▶ **Required work**:
The whole listing needs to be restated word for word.

----------------------------------------

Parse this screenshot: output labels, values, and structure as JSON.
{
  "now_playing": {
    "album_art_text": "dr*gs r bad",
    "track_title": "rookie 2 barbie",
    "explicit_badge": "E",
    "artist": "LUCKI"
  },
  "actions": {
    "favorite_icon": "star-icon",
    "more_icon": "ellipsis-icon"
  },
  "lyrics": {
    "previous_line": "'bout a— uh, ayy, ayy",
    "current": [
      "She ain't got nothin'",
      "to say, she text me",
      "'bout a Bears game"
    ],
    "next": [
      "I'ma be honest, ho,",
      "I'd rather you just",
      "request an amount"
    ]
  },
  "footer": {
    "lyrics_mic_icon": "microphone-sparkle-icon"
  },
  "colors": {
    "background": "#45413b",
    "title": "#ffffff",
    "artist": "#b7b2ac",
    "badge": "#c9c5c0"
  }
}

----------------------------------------

▶ **Task solution**:
Parse this screenshot: output labels, values, and structure as JSON.
{
  "now_playing": {
    "album_art_text": "dr*gs r bad",
    "track_title": "rookie 2 barbie",
    "explicit_badge": "E",
    "artist": "LUCKI"
  },
  "actions": {
    "favorite_icon": "star-icon",
    "more_icon": "ellipsis-icon"
  },
  "lyrics": {
    "previous_line": "'bout a— uh, ayy, ayy",
    "current": [
      "She ain't got nothin'",
      "to say, she text me",
      "'bout a Bears game"
    ],
    "next": [
      "I'ma be honest, ho,",
      "I'd rather you just",
      "request an amount"
    ]
  },
  "footer": {
    "lyrics_mic_icon": "microphone-sparkle-icon"
  },
  "colors": {
    "background": "#45413b",
    "title": "#ffffff",
    "artist": "#b7b2ac",
    "badge": "#c9c5c0"
  }
}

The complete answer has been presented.